### What to work on
Look for the word "JSON" in the data below, and copy every line that holds it.

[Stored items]
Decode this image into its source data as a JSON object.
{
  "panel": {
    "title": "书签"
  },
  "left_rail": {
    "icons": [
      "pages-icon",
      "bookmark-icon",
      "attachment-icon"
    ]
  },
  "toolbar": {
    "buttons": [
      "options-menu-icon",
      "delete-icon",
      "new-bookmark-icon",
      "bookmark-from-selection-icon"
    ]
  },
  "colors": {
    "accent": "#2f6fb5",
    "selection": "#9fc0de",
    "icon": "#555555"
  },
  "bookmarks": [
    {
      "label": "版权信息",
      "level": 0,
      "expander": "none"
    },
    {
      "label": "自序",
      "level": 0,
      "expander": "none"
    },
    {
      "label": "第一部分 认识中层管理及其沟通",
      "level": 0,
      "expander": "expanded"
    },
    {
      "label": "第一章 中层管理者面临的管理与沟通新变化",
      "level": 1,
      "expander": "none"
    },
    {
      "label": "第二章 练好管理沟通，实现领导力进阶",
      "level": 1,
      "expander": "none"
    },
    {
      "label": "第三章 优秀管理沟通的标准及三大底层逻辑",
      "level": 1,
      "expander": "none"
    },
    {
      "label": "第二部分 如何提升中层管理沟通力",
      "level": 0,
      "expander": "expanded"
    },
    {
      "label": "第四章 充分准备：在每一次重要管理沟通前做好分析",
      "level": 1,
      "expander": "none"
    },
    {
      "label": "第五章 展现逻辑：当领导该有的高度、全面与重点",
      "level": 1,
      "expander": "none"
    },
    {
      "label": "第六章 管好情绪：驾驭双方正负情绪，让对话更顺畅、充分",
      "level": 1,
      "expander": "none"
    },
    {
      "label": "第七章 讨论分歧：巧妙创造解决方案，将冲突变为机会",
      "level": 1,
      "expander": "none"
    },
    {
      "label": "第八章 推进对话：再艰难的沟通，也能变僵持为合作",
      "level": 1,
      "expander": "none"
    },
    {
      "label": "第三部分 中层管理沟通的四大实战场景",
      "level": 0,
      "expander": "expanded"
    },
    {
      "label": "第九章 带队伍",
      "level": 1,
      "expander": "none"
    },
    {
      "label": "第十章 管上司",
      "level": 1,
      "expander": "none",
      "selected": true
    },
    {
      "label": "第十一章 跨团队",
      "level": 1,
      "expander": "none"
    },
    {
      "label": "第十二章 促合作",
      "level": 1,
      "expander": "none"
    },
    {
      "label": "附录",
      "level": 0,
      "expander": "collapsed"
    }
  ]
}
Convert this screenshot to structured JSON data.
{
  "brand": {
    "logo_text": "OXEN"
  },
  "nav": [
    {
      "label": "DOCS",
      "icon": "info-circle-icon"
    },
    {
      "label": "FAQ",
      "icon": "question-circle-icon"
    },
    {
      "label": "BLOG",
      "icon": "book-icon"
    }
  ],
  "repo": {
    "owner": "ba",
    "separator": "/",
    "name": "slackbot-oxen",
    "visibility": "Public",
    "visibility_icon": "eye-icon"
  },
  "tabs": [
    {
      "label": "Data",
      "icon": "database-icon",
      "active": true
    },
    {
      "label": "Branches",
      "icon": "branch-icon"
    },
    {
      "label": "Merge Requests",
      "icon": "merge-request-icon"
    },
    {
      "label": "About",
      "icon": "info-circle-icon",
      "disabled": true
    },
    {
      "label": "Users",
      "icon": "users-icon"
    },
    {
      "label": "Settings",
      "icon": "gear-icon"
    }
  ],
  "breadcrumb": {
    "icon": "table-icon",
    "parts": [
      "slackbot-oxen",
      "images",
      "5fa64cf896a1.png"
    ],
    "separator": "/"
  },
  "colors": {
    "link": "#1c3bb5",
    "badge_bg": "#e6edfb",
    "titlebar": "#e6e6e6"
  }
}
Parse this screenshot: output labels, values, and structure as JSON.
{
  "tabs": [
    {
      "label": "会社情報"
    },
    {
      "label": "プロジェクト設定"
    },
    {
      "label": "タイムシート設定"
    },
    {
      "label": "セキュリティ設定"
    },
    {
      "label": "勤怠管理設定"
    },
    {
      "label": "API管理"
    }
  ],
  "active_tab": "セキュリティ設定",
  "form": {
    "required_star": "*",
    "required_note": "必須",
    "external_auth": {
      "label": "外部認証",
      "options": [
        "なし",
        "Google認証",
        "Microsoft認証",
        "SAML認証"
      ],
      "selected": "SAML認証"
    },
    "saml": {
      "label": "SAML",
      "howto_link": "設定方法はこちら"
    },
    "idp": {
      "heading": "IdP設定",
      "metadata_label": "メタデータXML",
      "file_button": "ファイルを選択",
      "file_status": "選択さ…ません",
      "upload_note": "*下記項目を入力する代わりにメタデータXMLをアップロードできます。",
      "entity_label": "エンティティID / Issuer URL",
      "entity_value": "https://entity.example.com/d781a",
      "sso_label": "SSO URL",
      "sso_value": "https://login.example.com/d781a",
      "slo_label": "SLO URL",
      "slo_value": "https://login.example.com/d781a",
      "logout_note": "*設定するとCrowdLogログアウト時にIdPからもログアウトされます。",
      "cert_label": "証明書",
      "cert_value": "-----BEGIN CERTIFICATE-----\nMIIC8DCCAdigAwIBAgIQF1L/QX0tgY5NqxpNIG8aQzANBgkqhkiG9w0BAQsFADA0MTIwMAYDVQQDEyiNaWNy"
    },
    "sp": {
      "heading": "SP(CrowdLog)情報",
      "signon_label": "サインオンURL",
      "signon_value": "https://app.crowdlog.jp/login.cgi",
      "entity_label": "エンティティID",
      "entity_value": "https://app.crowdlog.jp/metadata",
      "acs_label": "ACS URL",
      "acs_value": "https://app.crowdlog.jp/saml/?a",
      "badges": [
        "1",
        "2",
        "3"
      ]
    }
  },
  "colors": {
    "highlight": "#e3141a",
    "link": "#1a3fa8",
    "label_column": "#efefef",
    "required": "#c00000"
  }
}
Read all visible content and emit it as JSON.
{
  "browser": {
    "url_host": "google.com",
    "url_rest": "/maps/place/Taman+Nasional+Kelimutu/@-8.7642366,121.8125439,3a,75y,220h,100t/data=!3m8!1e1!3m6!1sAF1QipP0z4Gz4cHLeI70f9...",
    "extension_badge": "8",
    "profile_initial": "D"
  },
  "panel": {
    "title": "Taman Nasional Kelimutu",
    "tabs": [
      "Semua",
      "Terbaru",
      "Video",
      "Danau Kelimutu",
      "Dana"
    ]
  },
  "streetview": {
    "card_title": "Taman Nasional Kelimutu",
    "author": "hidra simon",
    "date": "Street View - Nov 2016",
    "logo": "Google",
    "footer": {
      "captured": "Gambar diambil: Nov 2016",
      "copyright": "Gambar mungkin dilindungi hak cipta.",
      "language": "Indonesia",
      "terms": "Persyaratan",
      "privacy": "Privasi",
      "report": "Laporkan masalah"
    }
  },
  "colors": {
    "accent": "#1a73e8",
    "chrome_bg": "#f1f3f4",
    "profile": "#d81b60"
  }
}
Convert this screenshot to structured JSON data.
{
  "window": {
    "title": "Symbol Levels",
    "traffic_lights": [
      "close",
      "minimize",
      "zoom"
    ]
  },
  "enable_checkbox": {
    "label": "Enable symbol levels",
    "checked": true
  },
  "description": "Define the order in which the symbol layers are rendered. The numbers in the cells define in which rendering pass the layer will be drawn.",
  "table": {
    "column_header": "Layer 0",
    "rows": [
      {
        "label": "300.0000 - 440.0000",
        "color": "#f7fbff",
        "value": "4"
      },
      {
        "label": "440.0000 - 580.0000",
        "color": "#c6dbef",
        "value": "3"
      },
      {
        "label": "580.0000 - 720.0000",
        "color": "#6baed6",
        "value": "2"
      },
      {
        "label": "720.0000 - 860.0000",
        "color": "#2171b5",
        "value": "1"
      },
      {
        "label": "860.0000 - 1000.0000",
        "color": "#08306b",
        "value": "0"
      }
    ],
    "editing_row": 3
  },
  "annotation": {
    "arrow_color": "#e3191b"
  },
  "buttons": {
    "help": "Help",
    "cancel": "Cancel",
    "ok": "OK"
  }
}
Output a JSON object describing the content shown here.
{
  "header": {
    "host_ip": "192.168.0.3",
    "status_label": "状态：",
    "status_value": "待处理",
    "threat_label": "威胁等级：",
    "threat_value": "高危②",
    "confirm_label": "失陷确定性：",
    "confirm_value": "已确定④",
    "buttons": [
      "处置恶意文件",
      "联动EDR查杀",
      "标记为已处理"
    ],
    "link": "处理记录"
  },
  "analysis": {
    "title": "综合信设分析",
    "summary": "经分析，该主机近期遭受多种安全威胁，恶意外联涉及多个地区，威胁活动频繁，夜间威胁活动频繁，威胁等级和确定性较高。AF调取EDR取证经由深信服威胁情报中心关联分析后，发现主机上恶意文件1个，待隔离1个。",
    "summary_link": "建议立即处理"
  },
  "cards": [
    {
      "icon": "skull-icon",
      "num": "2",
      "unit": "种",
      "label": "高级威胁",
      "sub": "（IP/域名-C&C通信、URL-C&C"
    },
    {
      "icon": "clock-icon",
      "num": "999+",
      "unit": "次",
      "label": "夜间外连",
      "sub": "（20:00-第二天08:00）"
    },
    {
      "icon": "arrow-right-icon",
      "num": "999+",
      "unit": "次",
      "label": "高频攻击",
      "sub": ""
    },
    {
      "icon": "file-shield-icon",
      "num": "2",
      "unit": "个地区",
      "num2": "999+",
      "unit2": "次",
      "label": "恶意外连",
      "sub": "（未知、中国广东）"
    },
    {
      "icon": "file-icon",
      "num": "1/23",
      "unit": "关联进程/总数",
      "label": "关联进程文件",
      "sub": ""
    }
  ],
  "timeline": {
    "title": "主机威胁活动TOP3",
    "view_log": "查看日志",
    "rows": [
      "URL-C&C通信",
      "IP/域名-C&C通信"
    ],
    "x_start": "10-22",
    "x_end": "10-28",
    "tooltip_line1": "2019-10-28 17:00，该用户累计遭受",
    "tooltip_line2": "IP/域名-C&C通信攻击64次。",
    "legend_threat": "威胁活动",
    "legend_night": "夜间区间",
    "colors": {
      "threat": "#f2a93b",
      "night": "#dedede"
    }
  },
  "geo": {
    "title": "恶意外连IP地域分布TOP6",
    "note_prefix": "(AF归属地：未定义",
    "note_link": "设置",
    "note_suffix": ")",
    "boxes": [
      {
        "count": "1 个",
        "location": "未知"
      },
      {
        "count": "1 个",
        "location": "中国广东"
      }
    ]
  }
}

### Answer to this task
Decode this image into its source data as a JSON object.
Convert this screenshot to structured JSON data.
Parse this screenshot: output labels, values, and structure as JSON.
Read all visible content and emit it as JSON.
Convert this screenshot to structured JSON data.
Output a JSON object describing the content shown here.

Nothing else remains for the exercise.